The defendant, an owner and prospective seller of a new house and lot under a purchase and sale agreement with the plaintiffs, was held liable under G. L. c. 93A for the return of the plaintiffs' $3,000 deposit and for attorney's fees. The plaintiffs had been concerned before executing the agreement that the assessment would be such as to put the tax bill over $2,500, but they were told by one Gabriel, a real estate broker, that the assessors would not determine an assessment until they were shown a purchase and sale agreement. After executing the agreement, which called for a purchase price of $63,250, the plaintiffs learned that the assessment had been determined prior to execution and was such that the tax bill would exceed $2,500. Upset, they telephoned the broker who, speaking for (and in the presence of) the defendant, said they could elect to rescind and have their deposit back. On conflicting testimony the judge found that the election was to be made within twenty-four hours. He also found that it was made within that time. The latter finding was clearly erroneous, the testimony most favorable to the plaintiffs being that their election to rescind was communicated to Gabriel two days later. There was evidence that Gabriel then assured the plaintiffs that the deposit would be returned and immediately notified the defendant that the sale would not go through; that the plaintiffs relied upon Gabriel's assurance; that the deposit was not returned; and that the defendant, who had had an alternative buyer to whom he could have sold the house if the plaintiffs had made their election within twenty-four hours, five months later sold the house for $69,500. The plaintiffs took no appeal from the portions of the judgment adverse to them on counts for deceit and breach of contract.
The judgment for the plaintiffs must be reversed, because it appears to us to rest on the erroneous finding. The plaintiffs' contention that the
judgment is meant to rest on the assurance given by Gabriel is by no means clear from the record; and, indeed, there is no explicit finding that Gabriel gave the assurance relied on, nor is it explicitly found that Gabriel's authority extended to waiving the twenty-four hour limitation or that the defendant ratified the waiver.
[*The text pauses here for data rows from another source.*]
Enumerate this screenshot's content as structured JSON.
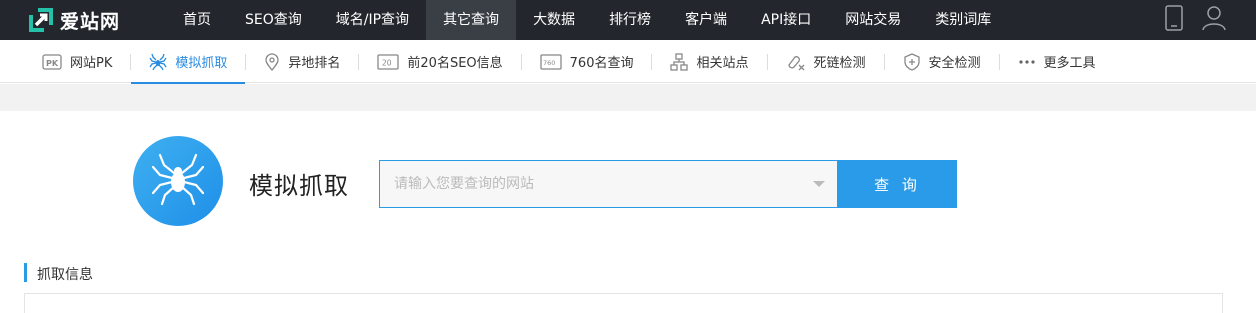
{
  "brand": {
    "name": "爱站网",
    "accent": "#2a9be8"
  },
  "topnav": {
    "items": [
      {
        "label": "首页",
        "active": false
      },
      {
        "label": "SEO查询",
        "active": false
      },
      {
        "label": "域名/IP查询",
        "active": false
      },
      {
        "label": "其它查询",
        "active": true
      },
      {
        "label": "大数据",
        "active": false
      },
      {
        "label": "排行榜",
        "active": false
      },
      {
        "label": "客户端",
        "active": false
      },
      {
        "label": "API接口",
        "active": false
      },
      {
        "label": "网站交易",
        "active": false
      },
      {
        "label": "类别词库",
        "active": false
      }
    ],
    "right_icons": [
      "tablet-icon",
      "user-icon"
    ]
  },
  "subnav": {
    "items": [
      {
        "label": "网站PK",
        "icon": "pk-icon",
        "active": false
      },
      {
        "label": "模拟抓取",
        "icon": "spider-icon",
        "active": true
      },
      {
        "label": "异地排名",
        "icon": "location-pin-icon",
        "active": false
      },
      {
        "label": "前20名SEO信息",
        "icon": "top20-icon",
        "active": false
      },
      {
        "label": "760名查询",
        "icon": "rank760-icon",
        "active": false
      },
      {
        "label": "相关站点",
        "icon": "sitemap-icon",
        "active": false
      },
      {
        "label": "死链检测",
        "icon": "broken-link-icon",
        "active": false
      },
      {
        "label": "安全检测",
        "icon": "shield-icon",
        "active": false
      },
      {
        "label": "更多工具",
        "icon": "more-icon",
        "active": false
      }
    ]
  },
  "main": {
    "title": "模拟抓取",
    "search_placeholder": "请输入您要查询的网站",
    "search_value": "",
    "search_button": "查 询"
  },
  "section": {
    "title": "抓取信息"
  }
}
Because there is no way of knowing what findings the trial judge would have made in these areas if he had not misconstrued the evidence bearing on the plaintiffs' acceptance of the offer of rescission, we think that the case should be remanded to the Superior Court either for additional findings or, in the discretion of the court, a new trial, on the plaintiffs' third count.